AUGUSTA, Maine — State legislative leaders met Thursday to discuss Republican Gov. Paul LePage’s obscene tirade against a Democratic legislator but remained at odds over what to do about it.

Worries about the statewide November election, the future of LePage’s reform agenda and what the state constitution has to say about possible punishments for LePage is making it unlikely he would face any legislative punishment anytime soon.

Democrats continued calling for LePage’s impeachment or resignation on Thursday, even suggesting Republican state Senate President Michael Thibodeau wouldn’t be a bad replacement as governor. Thibodeau said impeachment of LePage is not going to happen.

LePage last week left state Rep. Drew Gattine an obscene voicemail and then said he wished it were the 1820s so they could duel and LePage could point a gun at him. LePage apologized, saying he believed Gattine had called him a racist, which Gattine denies.

LePage said on Tuesday that he wouldn’t rule out resigning but later said he wouldn’t resign.

Republican House Minority Leader Ken Fredette repeated a position he took earlier this week, that his caucus is against LePage’s conduct but doesn’t support holding a $43,000-a-day special session at taxpayers’ expense to consider punishing him.
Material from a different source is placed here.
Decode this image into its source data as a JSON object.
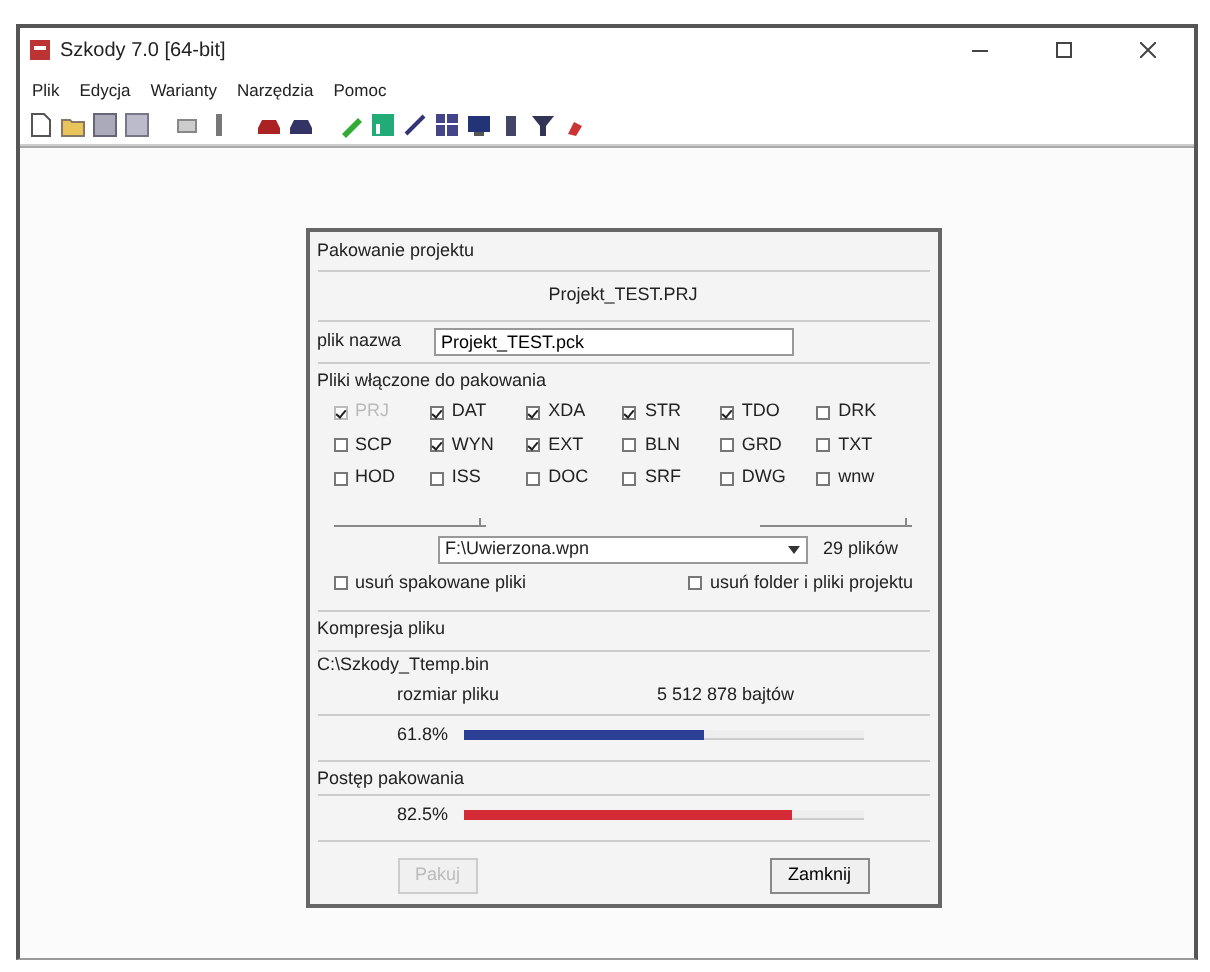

Fredette also said the state constitution doesn’t allow lawmakers to censure a governor, but he said perhaps the legislature could take up the issue in January.

Fredette, who accepted LePage’s apology, said lawmakers will keep a close eye on LePage and “respond appropriately” if he has another outburst.

“He’s well aware he’s on a short leash,” Fredette said, adding that “the nation is watching.”

Thibodeau, Democratic House Speaker Mark Eves and Democratic Senate Minority Leader Justin Alfond said they want to move ahead on at least one issue: figuring out the wording of a question they’d pose to lawmakers about reconvening for a special session.

Alfond said LePage is unfit to serve and his threatening conduct is an issue legislators could take all the way to the state Supreme Court.

“He threatened a sitting legislator,” Alfond said. “He wants to kill a legislator.”

Eves said lawmakers can’t wait January. He denied that Democrats want to poll lawmakers only to score political points against Republican rivals as November approaches.

Alfond and Eves can’t run in November due to term limits. Fredette is running unopposed, and Thibodeau will face Democrat Johnathan Fulford.

Eves is appealing the dismissal of a lawsuit he filed against LePage claiming the governor abused his power. A judge found LePage had immunity when he threatened to withhold state funds for a nonprofit that hired Eves.